Fourty-thousand nine hundred and twenty minutes, that’s how you measure my life playing Civ.
Although I have been able to stay off many of the hard drugs in the world of video games (WoW, Everquest, LoL, EVE), one game I have invested a ludicrous number of hours into is Civilization. The sixth instalment in the series was announced three days ago, so I will take a few moments to explain why this is significant to me. I don’t have a tally for Civilization 2, 3, or 4, but I currently have 682 hours and counting in Civ 5 (that is since October 2012). There is a reason for this, and it’s not just too much time on my hands. It’s because the game does such a wonderful job of keeping its boundaries just out of sight while providing new experience each time.
The core rules never change: there are movement rules for each unit, building costs, cultural and economic points to collect, victory conditions, a defined beginning and end to the game, all those characteristics of finite games I talked about last week. Unlike many games, Civ 5 allows a great deal of customization during game setup to tweak those rules, while others are fixed unless you are playing an explicitly modified game (for which there are many, many, options too). There is nothing infinite about it, as the number of permutations and combinations is vast but limited. Throw in a randomly generated world map, and the possibilities seem endless (even though they’re not). There are just too many possibilities for a human to be able to “solve” the game.

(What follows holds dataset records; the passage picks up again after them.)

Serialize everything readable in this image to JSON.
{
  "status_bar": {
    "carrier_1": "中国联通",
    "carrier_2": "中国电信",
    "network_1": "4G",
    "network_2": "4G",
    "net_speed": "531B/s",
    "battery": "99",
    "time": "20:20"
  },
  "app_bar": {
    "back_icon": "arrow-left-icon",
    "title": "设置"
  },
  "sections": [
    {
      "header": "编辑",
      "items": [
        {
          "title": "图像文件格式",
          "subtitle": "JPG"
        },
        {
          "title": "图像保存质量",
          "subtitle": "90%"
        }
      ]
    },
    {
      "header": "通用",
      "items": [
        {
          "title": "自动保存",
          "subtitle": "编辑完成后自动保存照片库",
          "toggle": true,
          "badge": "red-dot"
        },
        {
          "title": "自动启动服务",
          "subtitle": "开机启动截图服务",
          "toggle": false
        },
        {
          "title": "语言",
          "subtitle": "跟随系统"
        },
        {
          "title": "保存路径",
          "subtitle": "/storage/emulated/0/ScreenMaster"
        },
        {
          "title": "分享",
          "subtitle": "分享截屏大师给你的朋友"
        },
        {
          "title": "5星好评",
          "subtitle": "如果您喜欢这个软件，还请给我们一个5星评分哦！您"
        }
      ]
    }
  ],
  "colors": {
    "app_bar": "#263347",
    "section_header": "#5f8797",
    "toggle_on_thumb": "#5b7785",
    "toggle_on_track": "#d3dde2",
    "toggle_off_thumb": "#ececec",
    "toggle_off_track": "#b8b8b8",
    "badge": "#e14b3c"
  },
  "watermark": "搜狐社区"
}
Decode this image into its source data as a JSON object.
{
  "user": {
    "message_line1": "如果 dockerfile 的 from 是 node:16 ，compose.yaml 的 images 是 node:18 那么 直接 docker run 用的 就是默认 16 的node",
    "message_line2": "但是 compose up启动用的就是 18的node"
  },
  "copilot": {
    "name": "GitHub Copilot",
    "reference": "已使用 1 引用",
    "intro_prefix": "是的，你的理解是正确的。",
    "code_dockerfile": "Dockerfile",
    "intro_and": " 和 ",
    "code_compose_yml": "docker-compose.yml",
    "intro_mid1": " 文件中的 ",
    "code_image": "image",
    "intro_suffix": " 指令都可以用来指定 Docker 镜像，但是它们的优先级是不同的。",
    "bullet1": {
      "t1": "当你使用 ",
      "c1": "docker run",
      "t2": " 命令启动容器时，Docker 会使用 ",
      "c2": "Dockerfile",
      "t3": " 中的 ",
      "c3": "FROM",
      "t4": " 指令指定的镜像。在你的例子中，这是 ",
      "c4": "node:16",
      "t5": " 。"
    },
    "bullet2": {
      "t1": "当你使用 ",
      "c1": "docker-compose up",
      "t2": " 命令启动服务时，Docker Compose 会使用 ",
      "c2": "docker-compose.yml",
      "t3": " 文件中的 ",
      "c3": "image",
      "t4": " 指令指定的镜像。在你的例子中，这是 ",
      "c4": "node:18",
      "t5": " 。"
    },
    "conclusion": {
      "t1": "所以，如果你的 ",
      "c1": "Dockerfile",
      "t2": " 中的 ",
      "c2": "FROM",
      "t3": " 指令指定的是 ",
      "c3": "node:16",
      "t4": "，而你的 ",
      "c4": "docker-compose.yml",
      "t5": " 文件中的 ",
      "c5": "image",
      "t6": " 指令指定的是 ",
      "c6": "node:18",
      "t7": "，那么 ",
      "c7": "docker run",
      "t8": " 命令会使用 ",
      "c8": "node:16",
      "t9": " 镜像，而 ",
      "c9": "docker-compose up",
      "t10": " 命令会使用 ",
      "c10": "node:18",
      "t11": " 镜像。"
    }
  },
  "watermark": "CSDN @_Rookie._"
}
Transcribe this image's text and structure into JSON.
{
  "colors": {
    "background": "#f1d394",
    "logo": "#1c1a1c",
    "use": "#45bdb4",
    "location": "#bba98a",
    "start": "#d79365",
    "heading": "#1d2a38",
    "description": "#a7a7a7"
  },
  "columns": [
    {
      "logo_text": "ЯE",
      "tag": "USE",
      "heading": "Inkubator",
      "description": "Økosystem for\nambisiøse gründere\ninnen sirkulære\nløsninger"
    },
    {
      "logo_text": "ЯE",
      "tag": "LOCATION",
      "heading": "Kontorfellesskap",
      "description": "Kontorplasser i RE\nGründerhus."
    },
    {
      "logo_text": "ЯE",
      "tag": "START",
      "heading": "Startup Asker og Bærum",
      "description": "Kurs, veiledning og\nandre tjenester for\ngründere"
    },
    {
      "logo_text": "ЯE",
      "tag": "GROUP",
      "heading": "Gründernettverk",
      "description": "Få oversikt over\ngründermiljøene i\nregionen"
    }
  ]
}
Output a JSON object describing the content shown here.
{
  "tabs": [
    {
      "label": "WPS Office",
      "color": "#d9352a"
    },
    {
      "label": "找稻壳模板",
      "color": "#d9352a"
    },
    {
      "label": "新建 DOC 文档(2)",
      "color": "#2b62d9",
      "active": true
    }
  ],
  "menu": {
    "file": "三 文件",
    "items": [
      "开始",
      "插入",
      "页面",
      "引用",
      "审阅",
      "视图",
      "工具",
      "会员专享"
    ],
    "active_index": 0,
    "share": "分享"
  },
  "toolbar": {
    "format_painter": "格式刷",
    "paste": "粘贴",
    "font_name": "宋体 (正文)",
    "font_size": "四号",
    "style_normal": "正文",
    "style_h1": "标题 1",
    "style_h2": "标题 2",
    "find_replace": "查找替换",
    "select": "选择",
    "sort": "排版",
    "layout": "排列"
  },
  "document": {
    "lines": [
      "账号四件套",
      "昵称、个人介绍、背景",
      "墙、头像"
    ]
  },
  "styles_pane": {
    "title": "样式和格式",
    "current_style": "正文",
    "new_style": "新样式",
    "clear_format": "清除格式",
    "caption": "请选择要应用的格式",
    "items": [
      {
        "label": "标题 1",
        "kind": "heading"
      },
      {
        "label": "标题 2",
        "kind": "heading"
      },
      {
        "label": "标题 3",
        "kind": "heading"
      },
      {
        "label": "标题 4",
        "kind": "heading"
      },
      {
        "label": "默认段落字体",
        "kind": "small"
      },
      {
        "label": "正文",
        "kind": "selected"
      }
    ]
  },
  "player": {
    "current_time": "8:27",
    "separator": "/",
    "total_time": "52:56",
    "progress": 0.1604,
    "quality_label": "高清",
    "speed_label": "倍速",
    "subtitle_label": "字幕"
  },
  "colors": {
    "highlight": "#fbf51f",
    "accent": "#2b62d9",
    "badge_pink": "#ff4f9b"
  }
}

That is what distinguishes Civilization from the games where I can clearly see the boundaries. Another game I picked up recently is called Antenna. I was casually browsing Steam’s free-to-play section for something that isn’t a pay-to-win online multiplayer grindfest. Antenna was really good. I have 41 minutes logged in that game, and that is all I will ever have. Even that is a little bit longer than it needed to be, since I had to quit and restart the game in the middle due to a technical glitch (the sound cut out, and if you go play this game, you will find that is a fatal error). I had to start out from the beginning. But hey, I’m not going to complain about a single hiccup when the game was made available to me for the same price as a typical Canadian is willing to pay to watch HBO’s Game of Thrones.
Antenna has very clear boundaries, and one way to win. Each puzzle is solved by matching sounds and pressing the right buttons at the right time. You solve the puzzles, you win the game. I had a fair amount of fun playing it, and loved the feel of the atmosphere, but I won’t be playing it again because there is nothing more I can get from it. It’s perhaps a better example of a finite game than a game like Skyrim, which is every bit as limited, but is big enough that it’s harder to see from inside the game. Civ, on the other hand, always offers a new possibility: even with the same game settings and intended strategy, what kind of world am I going to explore? Am I on a huge continent or an island? Will my neighbors be Mahatma Ghandi and Haile Selassie, or will they be Genghis Khan and Attila the Hun? Will I be able to finish my world wonder before some undiscovered nation on the opposite side of the world builds it first, causing my fine workers to bust the whole thing up for scrap? (No hint of familiar frustration in my voice on that last point.)
So it’s that measured uncertainty that keeps the game fresh and replayable. The rules are limited, but with so many possible ways to play and win the game, the boundaries seem obscured by the same fog that covers unexplored tiles. That is what keeps me coming back to Civ 5 over newer games. As big as Skyrim is, I find it really easy to fall back into doing the same things in the same places on each playthrough, and it starts to feel the same. That just isn’t the case with Civilization, where the game is always just a little bit different. Beyond Earth, the “in space!” offshoot of the franchise missed the mark because despite the beautiful terrain and similar mechanics, it just did not have the same feel. Each game I played seemed to become routine more quickly (explore, run from aliens, develop tech, build improvements, choose affinity, kill aliens, never worry about other players), so I lost interest in it and went back to Civ 5. I just can’t seem to leave that game alone.
While I was writing this post, I had a friend ask me if I wanted to play a multiplayer game. Given that it is often hard to find people to commit to getting very far in a game of Civ 5, I accepted. We started a game. And then it was 4:00 AM. It was then I was reminded that across all of its iterations, Civilization is still the game built to stand the test of time.